DATA SECTION -
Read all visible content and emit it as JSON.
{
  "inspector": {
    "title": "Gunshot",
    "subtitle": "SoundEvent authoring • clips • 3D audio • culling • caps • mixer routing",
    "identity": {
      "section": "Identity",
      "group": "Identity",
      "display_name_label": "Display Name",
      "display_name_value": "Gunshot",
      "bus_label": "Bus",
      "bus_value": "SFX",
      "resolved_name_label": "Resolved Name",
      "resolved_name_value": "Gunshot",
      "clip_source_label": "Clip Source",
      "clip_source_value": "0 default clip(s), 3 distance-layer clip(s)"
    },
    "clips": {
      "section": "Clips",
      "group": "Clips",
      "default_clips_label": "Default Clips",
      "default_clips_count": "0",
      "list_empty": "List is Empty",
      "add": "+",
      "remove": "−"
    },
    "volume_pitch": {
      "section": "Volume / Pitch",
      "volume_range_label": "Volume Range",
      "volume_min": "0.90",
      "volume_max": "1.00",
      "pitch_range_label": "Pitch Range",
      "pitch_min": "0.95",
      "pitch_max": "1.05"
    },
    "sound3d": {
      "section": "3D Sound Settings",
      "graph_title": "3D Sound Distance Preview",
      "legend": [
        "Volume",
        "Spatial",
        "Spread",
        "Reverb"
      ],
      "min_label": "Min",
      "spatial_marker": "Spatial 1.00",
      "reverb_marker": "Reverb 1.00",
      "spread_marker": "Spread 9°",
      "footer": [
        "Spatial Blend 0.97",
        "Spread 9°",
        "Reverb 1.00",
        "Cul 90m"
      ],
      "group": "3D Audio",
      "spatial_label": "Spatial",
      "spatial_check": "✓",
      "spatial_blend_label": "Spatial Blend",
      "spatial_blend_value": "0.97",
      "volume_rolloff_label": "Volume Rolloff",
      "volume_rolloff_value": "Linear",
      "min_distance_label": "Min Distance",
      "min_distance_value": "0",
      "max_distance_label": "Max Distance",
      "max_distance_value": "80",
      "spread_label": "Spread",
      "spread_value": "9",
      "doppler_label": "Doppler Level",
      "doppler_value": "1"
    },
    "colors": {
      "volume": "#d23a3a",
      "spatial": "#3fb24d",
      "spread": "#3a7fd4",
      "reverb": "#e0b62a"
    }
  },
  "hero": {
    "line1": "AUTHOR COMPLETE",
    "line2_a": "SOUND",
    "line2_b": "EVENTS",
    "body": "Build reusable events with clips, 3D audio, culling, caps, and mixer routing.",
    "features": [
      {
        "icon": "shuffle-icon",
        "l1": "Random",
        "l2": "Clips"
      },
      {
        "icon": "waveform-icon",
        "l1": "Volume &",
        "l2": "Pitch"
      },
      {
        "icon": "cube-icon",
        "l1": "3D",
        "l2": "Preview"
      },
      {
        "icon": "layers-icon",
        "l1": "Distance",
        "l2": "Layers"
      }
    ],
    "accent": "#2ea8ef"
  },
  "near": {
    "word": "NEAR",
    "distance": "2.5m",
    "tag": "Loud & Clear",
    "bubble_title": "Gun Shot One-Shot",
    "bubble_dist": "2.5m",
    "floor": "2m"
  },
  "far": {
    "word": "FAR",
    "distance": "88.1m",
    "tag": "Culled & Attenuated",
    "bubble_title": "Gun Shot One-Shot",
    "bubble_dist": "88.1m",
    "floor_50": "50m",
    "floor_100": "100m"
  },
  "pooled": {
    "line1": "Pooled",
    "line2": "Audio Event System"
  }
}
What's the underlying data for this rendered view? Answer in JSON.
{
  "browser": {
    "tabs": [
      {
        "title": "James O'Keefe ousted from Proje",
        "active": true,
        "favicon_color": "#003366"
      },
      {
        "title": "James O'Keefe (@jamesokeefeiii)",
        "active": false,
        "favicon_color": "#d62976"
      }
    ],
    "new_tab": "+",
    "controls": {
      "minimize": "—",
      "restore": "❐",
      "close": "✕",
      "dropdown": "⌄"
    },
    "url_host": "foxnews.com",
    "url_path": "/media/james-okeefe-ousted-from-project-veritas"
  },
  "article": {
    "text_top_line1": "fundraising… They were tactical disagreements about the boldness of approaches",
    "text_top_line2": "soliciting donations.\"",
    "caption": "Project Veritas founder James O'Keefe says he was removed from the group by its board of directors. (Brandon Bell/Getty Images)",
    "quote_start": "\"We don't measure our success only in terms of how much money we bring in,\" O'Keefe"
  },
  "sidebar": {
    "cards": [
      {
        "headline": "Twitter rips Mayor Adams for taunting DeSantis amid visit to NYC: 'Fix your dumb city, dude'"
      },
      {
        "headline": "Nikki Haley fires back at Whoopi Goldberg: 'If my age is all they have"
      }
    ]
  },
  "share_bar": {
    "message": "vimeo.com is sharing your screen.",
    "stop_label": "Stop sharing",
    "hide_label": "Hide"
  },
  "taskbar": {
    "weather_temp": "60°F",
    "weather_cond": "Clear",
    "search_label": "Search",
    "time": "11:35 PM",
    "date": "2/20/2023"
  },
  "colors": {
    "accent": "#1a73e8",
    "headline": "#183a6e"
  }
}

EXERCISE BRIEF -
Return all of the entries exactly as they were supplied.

OUTPUT OF THE TASK -
Read all visible content and emit it as JSON.
{
  "inspector": {
    "title": "Gunshot",
    "subtitle": "SoundEvent authoring • clips • 3D audio • culling • caps • mixer routing",
    "identity": {
      "section": "Identity",
      "group": "Identity",
      "display_name_label": "Display Name",
      "display_name_value": "Gunshot",
      "bus_label": "Bus",
      "bus_value": "SFX",
      "resolved_name_label": "Resolved Name",
      "resolved_name_value": "Gunshot",
      "clip_source_label": "Clip Source",
      "clip_source_value": "0 default clip(s), 3 distance-layer clip(s)"
    },
    "clips": {
      "section": "Clips",
      "group": "Clips",
      "default_clips_label": "Default Clips",
      "default_clips_count": "0",
      "list_empty": "List is Empty",
      "add": "+",
      "remove": "−"
    },
    "volume_pitch": {
      "section": "Volume / Pitch",
      "volume_range_label": "Volume Range",
      "volume_min": "0.90",
      "volume_max": "1.00",
      "pitch_range_label": "Pitch Range",
      "pitch_min": "0.95",
      "pitch_max": "1.05"
    },
    "sound3d": {
      "section": "3D Sound Settings",
      "graph_title": "3D Sound Distance Preview",
      "legend": [
        "Volume",
        "Spatial",
        "Spread",
        "Reverb"
      ],
      "min_label": "Min",
      "spatial_marker": "Spatial 1.00",
      "reverb_marker": "Reverb 1.00",
      "spread_marker": "Spread 9°",
      "footer": [
        "Spatial Blend 0.97",
        "Spread 9°",
        "Reverb 1.00",
        "Cul 90m"
      ],
      "group": "3D Audio",
      "spatial_label": "Spatial",
      "spatial_check": "✓",
      "spatial_blend_label": "Spatial Blend",
      "spatial_blend_value": "0.97",
      "volume_rolloff_label": "Volume Rolloff",
      "volume_rolloff_value": "Linear",
      "min_distance_label": "Min Distance",
      "min_distance_value": "0",
      "max_distance_label": "Max Distance",
      "max_distance_value": "80",
      "spread_label": "Spread",
      "spread_value": "9",
      "doppler_label": "Doppler Level",
      "doppler_value": "1"
    },
    "colors": {
      "volume": "#d23a3a",
      "spatial": "#3fb24d",
      "spread": "#3a7fd4",
      "reverb": "#e0b62a"
    }
  },
  "hero": {
    "line1": "AUTHOR COMPLETE",
    "line2_a": "SOUND",
    "line2_b": "EVENTS",
    "body": "Build reusable events with clips, 3D audio, culling, caps, and mixer routing.",
    "features": [
      {
        "icon": "shuffle-icon",
        "l1": "Random",
        "l2": "Clips"
      },
      {
        "icon": "waveform-icon",
        "l1": "Volume &",
        "l2": "Pitch"
      },
      {
        "icon": "cube-icon",
        "l1": "3D",
        "l2": "Preview"
      },
      {
        "icon": "layers-icon",
        "l1": "Distance",
        "l2": "Layers"
      }
    ],
    "accent": "#2ea8ef"
  },
  "near": {
    "word": "NEAR",
    "distance": "2.5m",
    "tag": "Loud & Clear",
    "bubble_title": "Gun Shot One-Shot",
    "bubble_dist": "2.5m",
    "floor": "2m"
  },
  "far": {
    "word": "FAR",
    "distance": "88.1m",
    "tag": "Culled & Attenuated",
    "bubble_title": "Gun Shot One-Shot",
    "bubble_dist": "88.1m",
    "floor_50": "50m",
    "floor_100": "100m"
  },
  "pooled": {
    "line1": "Pooled",
    "line2": "Audio Event System"
  }
}
What's the underlying data for this rendered view? Answer in JSON.
{
  "browser": {
    "tabs": [
      {
        "title": "James O'Keefe ousted from Proje",
        "active": true,
        "favicon_color": "#003366"
      },
      {
        "title": "James O'Keefe (@jamesokeefeiii)",
        "active": false,
        "favicon_color": "#d62976"
      }
    ],
    "new_tab": "+",
    "controls": {
      "minimize": "—",
      "restore": "❐",
      "close": "✕",
      "dropdown": "⌄"
    },
    "url_host": "foxnews.com",
    "url_path": "/media/james-okeefe-ousted-from-project-veritas"
  },
  "article": {
    "text_top_line1": "fundraising… They were tactical disagreements about the boldness of approaches",
    "text_top_line2": "soliciting donations.\"",
    "caption": "Project Veritas founder James O'Keefe says he was removed from the group by its board of directors. (Brandon Bell/Getty Images)",
    "quote_start": "\"We don't measure our success only in terms of how much money we bring in,\" O'Keefe"
  },
  "sidebar": {
    "cards": [
      {
        "headline": "Twitter rips Mayor Adams for taunting DeSantis amid visit to NYC: 'Fix your dumb city, dude'"
      },
      {
        "headline": "Nikki Haley fires back at Whoopi Goldberg: 'If my age is all they have"
      }
    ]
  },
  "share_bar": {
    "message": "vimeo.com is sharing your screen.",
    "stop_label": "Stop sharing",
    "hide_label": "Hide"
  },
  "taskbar": {
    "weather_temp": "60°F",
    "weather_cond": "Clear",
    "search_label": "Search",
    "time": "11:35 PM",
    "date": "2/20/2023"
  },
  "colors": {
    "accent": "#1a73e8",
    "headline": "#183a6e"
  }
}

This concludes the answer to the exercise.